Discover the students’ innovative solutions for the evocative crumbling ruins and surrounding landscape at this 500-acre site in Virginia’s Northern Neck.
This exhibit will feature images of the final concept presentations of the students of the spring studio course. Curated by Jorge Silvetti, the show will feature graphics designed by Carmine D’Alessandro and custom exhibit panels designed and produced by Forrest French.
Visitors will be introduced to the exhibition with an overview of The Menokin Project, putting the work of the students into context of the revolutionary thinking that Menokin inspires. It’s easy to understand that inspiration when reading the observations of the students during their time here…
Bios of the students and descriptions of the Design Program at Harvard in which they participate will also be highlighted.
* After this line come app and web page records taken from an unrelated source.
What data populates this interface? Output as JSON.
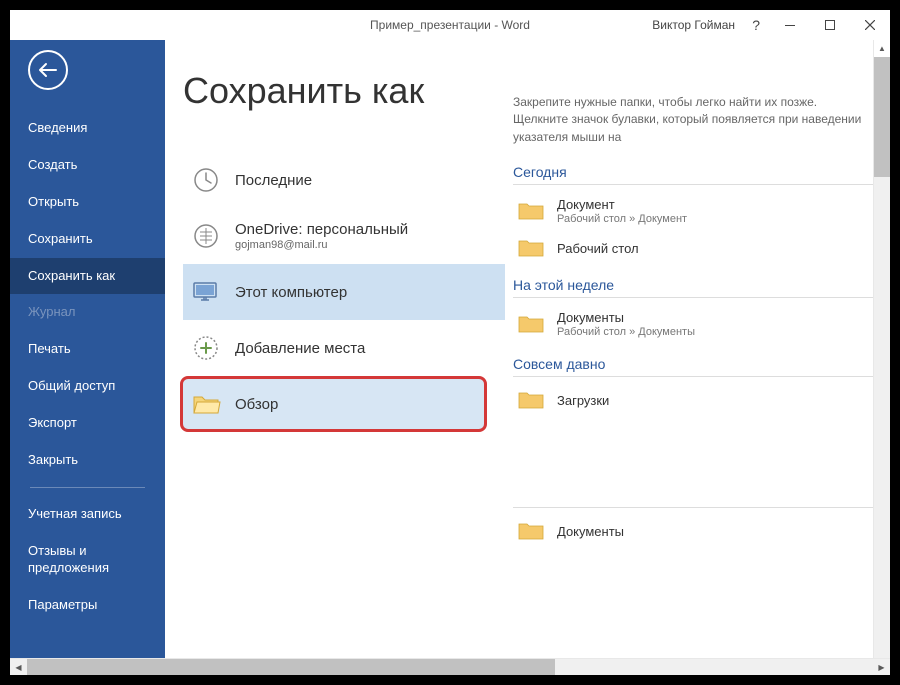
{
  "titlebar": {
    "title": "Пример_презентации - Word",
    "user": "Виктор Гойман"
  },
  "page_title": "Сохранить как",
  "nav": [
    "Сведения",
    "Создать",
    "Открыть",
    "Сохранить",
    "Сохранить как",
    "Журнал",
    "Печать",
    "Общий доступ",
    "Экспорт",
    "Закрыть",
    "Учетная запись",
    "Отзывы и предложения",
    "Параметры"
  ],
  "locations": {
    "recent": "Последние",
    "onedrive": {
      "label": "OneDrive: персональный",
      "sub": "gojman98@mail.ru"
    },
    "thispc": "Этот компьютер",
    "addplace": "Добавление места",
    "browse": "Обзор"
  },
  "right": {
    "hint": "Закрепите нужные папки, чтобы легко найти их позже. Щелкните значок булавки, который появляется при наведении указателя мыши на",
    "sections": [
      {
        "label": "Сегодня",
        "items": [
          {
            "name": "Документ",
            "path": "Рабочий стол » Документ"
          },
          {
            "name": "Рабочий стол",
            "path": ""
          }
        ]
      },
      {
        "label": "На этой неделе",
        "items": [
          {
            "name": "Документы",
            "path": "Рабочий стол » Документы"
          }
        ]
      },
      {
        "label": "Совсем давно",
        "items": [
          {
            "name": "Загрузки",
            "path": ""
          }
        ]
      }
    ],
    "bottom_item": {
      "name": "Документы",
      "path": ""
    }
  }
}
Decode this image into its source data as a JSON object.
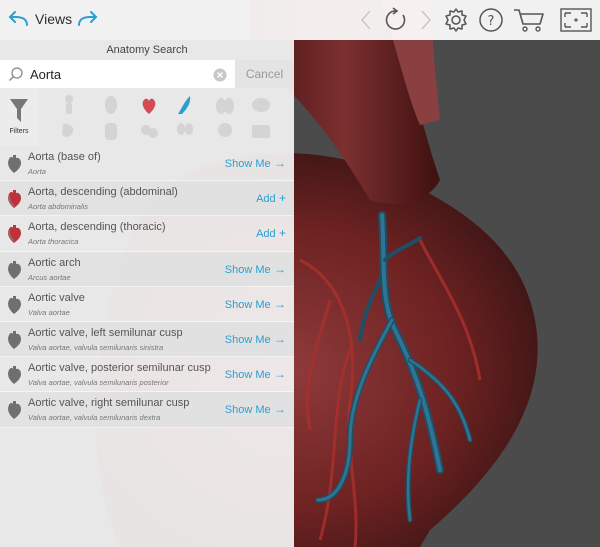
{
  "toolbar": {
    "views_label": "Views",
    "icons": [
      "undo-arrow-icon",
      "redo-arrow-icon",
      "chevron-left-icon",
      "reset-rotate-icon",
      "chevron-right-icon",
      "gear-icon",
      "help-icon",
      "cart-icon",
      "fit-screen-icon"
    ]
  },
  "panel": {
    "title": "Anatomy Search",
    "search_value": "Aorta",
    "cancel_label": "Cancel",
    "filters_label": "Filters"
  },
  "results": [
    {
      "name": "Aorta (base of)",
      "latin": "Aorta",
      "action": "Show Me",
      "action_icon": "arrow-right-icon",
      "color": "grey"
    },
    {
      "name": "Aorta, descending (abdominal)",
      "latin": "Aorta abdominalis",
      "action": "Add",
      "action_icon": "plus-icon",
      "color": "red"
    },
    {
      "name": "Aorta, descending (thoracic)",
      "latin": "Aorta thoracica",
      "action": "Add",
      "action_icon": "plus-icon",
      "color": "red"
    },
    {
      "name": "Aortic arch",
      "latin": "Arcus aortae",
      "action": "Show Me",
      "action_icon": "arrow-right-icon",
      "color": "grey"
    },
    {
      "name": "Aortic valve",
      "latin": "Valva aortae",
      "action": "Show Me",
      "action_icon": "arrow-right-icon",
      "color": "grey"
    },
    {
      "name": "Aortic valve, left semilunar cusp",
      "latin": "Valva aortae, valvula semilunaris sinistra",
      "action": "Show Me",
      "action_icon": "arrow-right-icon",
      "color": "grey"
    },
    {
      "name": "Aortic valve, posterior semilunar cusp",
      "latin": "Valva aortae, valvula semilunaris posterior",
      "action": "Show Me",
      "action_icon": "arrow-right-icon",
      "color": "grey"
    },
    {
      "name": "Aortic valve, right semilunar cusp",
      "latin": "Valva aortae, valvula semilunaris dextra",
      "action": "Show Me",
      "action_icon": "arrow-right-icon",
      "color": "grey"
    }
  ],
  "colors": {
    "accent": "#2a9fd0",
    "heart_grey": "#6f6f6f",
    "heart_red": "#c0323a"
  }
}
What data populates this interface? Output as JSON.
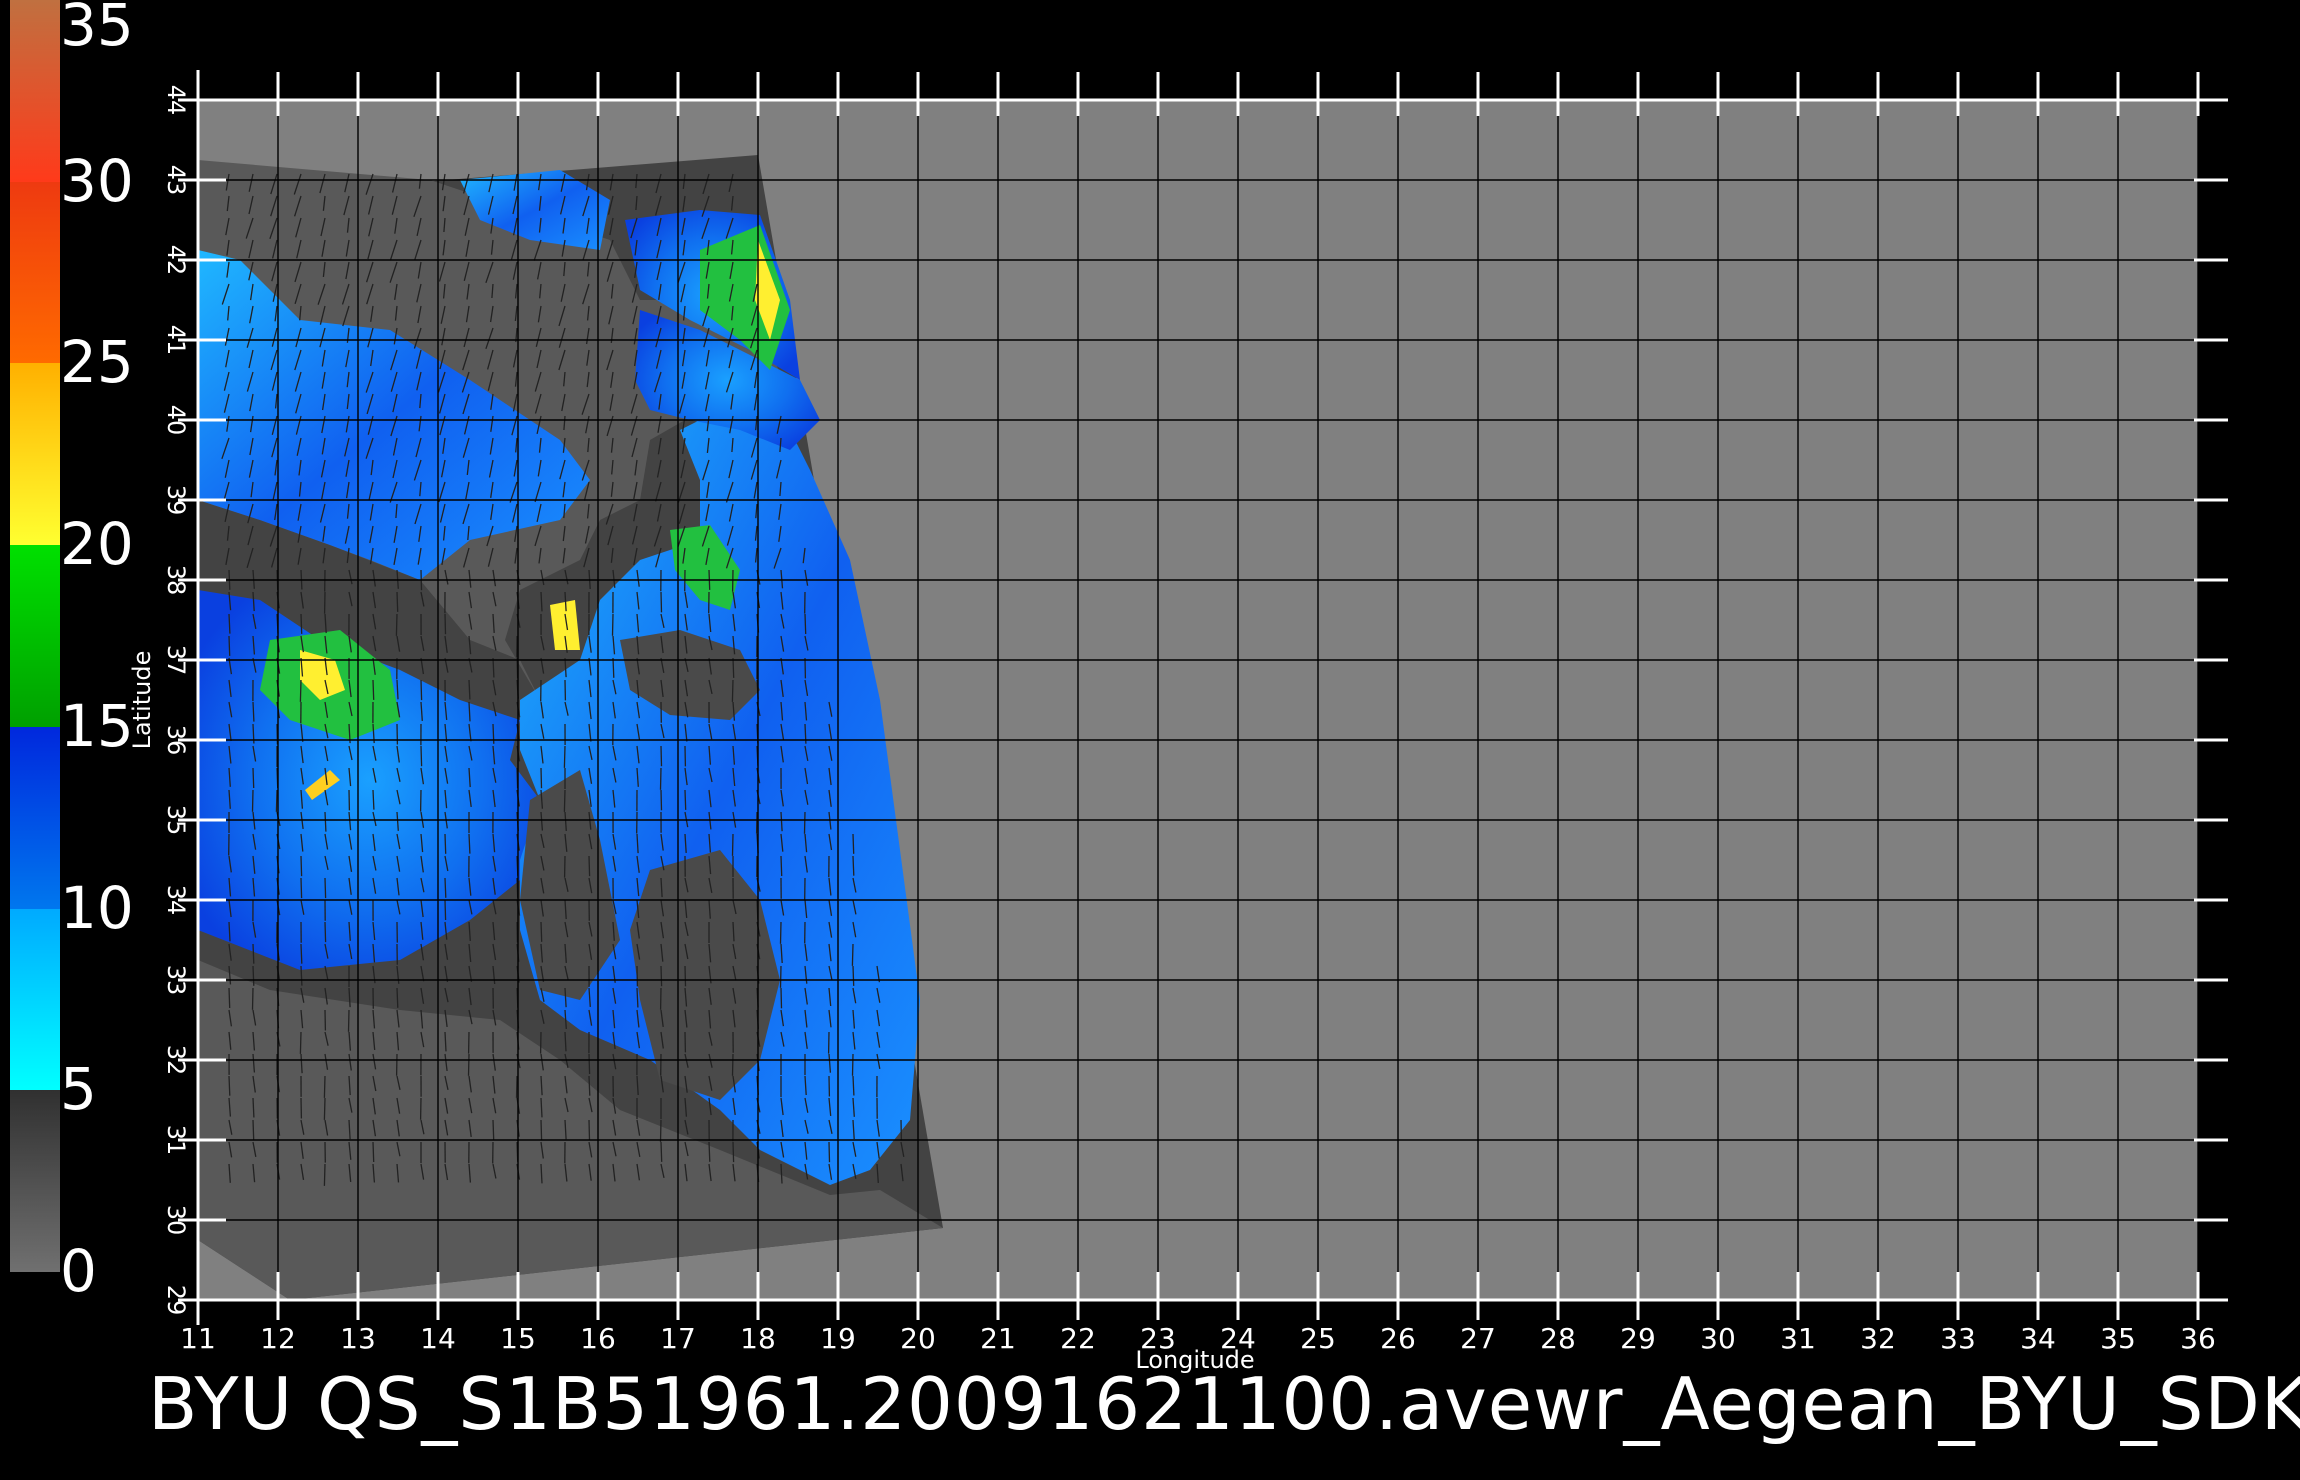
{
  "colorbar": {
    "labels": [
      "35",
      "30",
      "25",
      "20",
      "15",
      "10",
      "5",
      "0"
    ],
    "segments": [
      {
        "from": 30,
        "to": 35,
        "colors": [
          "#ff3a1a",
          "#c07040"
        ]
      },
      {
        "from": 25,
        "to": 30,
        "colors": [
          "#ff6a00",
          "#ee3a10"
        ]
      },
      {
        "from": 20,
        "to": 25,
        "colors": [
          "#ffff30",
          "#ffb000"
        ]
      },
      {
        "from": 15,
        "to": 20,
        "colors": [
          "#00a000",
          "#00e000"
        ]
      },
      {
        "from": 10,
        "to": 15,
        "colors": [
          "#0077ee",
          "#0028dd"
        ]
      },
      {
        "from": 5,
        "to": 10,
        "colors": [
          "#00ffff",
          "#00aaff"
        ]
      },
      {
        "from": 0,
        "to": 5,
        "colors": [
          "#707070",
          "#303030"
        ]
      }
    ]
  },
  "map": {
    "longitude_ticks": [
      "11",
      "12",
      "13",
      "14",
      "15",
      "16",
      "17",
      "18",
      "19",
      "20",
      "21",
      "22",
      "23",
      "24",
      "25",
      "26",
      "27",
      "28",
      "29",
      "30",
      "31",
      "32",
      "33",
      "34",
      "35",
      "36"
    ],
    "latitude_ticks": [
      "29",
      "30",
      "31",
      "32",
      "33",
      "34",
      "35",
      "36",
      "37",
      "38",
      "39",
      "40",
      "41",
      "42",
      "43",
      "44"
    ],
    "x_axis_title": "Longitude",
    "y_axis_title": "Latitude",
    "colors": {
      "background": "#000000",
      "no_data": "#808080",
      "land": "#595959",
      "swath": "#434343",
      "grid": "#000000"
    }
  },
  "footer": {
    "title": "BYU  QS_S1B51961.20091621100.avewr_Aegean_BYU_SDK"
  }
}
Once the home of Declaration of Independence signer Francis Lightfoot Lee, now the evocative crumbling ruins of an 18th century mansion in Virginia’s Northern Neck, Menokin aspires to a future like no other among American Revolutionary sites and conservation efforts.
Menokin is a multi-faceted place, rich in heritage and stories. The site spans 500 acres of land in close proximity to Washington, DC and other major cities and historic sites. At its center is the revolutionary rehabilitation of the Menokin house.
Remaining historical elements and some extracted structural materials from the house will be reinstalled, along with the beautiful woodwork that was removed before the house collapsed in the 1960s. The missing exterior walls, roof, and floors will be recreated in glass and steel to protect the remaining historic fabric, to restore volume and space, and to provide exhibit areas.
Architect Jorge Silvetti and his internationally known firm of Machado and Silvetti Associates leads an interdisciplinary team that has developed our plan. The Glass Project serves as the ultimate case-study in architectural innovation and moves beyond just breaking the mold of the traditional historic house museum. The real potential of Menokin lies in the opportunity to approach its preservation and interpretation in a truly innovative and revolutionary way, embodying the spirit of the place and Francis Lightfoot Lee himself.